Top critical review
3 people found this helpful
on 15 September 2012
Sadly, I'm somewhat out of tune with the other reviewers of this book. While there is no doubting the research and scholarship that has gone into this, I found there was so much detail to wade through that the many interesting facts were somewhat lost.
As the book progressed, I found that I was skimming over the lists of rescued paintings, the minutely described architectural details and the many, many names of people who played bit parts in this momentous event. For example, when talking about the many injuries that resulted to people who were in one way or another fighting the fire, the author says 'Labourers and mechanics hurt included George Simmons (broken thigh when run over by an engine), John Hay (dislocated shoulder) John Slater (dislocated shoulder and hot lead burns)...' etc etc. In fact, a total of 14 people and their injuries are named in this list, which is only one of many such lists.

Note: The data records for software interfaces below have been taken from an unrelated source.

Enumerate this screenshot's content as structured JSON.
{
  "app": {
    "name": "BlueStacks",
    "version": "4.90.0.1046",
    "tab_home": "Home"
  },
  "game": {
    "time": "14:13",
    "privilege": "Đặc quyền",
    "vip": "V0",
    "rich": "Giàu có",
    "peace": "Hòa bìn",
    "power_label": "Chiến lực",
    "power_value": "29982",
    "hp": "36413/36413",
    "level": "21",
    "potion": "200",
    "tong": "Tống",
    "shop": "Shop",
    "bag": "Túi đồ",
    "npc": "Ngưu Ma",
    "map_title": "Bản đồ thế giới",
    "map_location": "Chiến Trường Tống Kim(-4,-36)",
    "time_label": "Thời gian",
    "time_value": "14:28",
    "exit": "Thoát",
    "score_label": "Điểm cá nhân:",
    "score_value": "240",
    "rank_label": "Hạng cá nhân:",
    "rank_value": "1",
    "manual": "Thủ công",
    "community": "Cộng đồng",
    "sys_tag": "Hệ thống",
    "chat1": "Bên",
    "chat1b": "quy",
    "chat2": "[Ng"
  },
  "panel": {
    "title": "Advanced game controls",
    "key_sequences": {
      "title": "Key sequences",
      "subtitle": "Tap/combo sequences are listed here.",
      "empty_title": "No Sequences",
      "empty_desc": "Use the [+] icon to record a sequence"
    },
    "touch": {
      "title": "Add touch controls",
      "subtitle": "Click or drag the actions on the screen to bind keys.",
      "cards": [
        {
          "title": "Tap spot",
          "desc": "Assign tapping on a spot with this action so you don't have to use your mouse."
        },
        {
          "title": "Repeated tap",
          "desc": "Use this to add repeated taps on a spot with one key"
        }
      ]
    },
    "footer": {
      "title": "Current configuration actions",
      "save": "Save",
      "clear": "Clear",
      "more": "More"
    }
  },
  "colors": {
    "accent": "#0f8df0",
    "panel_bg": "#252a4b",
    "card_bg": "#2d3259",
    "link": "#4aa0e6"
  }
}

Where the book is more interesting is when the author gives us some information about the society of the time. We get a good picture of how the House of Commons worked at that time - the cramped conditions and the bear-pit atmosphere of the big debates surrounding the recently passed Reform Acts. Shenton describes the newly formed fire-fighting authority, telling us how it developed out of the many private outfits run by the insurance companies. Again though she goes into so much detail as to where the various fire engines were placed on the night and where the water pumps were located that the, to me, more interesting information about the structure and management of the new authority gets a little swamped in the sheer weight of facts.
Overall, the book did give me some insight into what it must have been like for the participants and residents on that night but I found it hard-going and struggled to keep my interest alive to the end.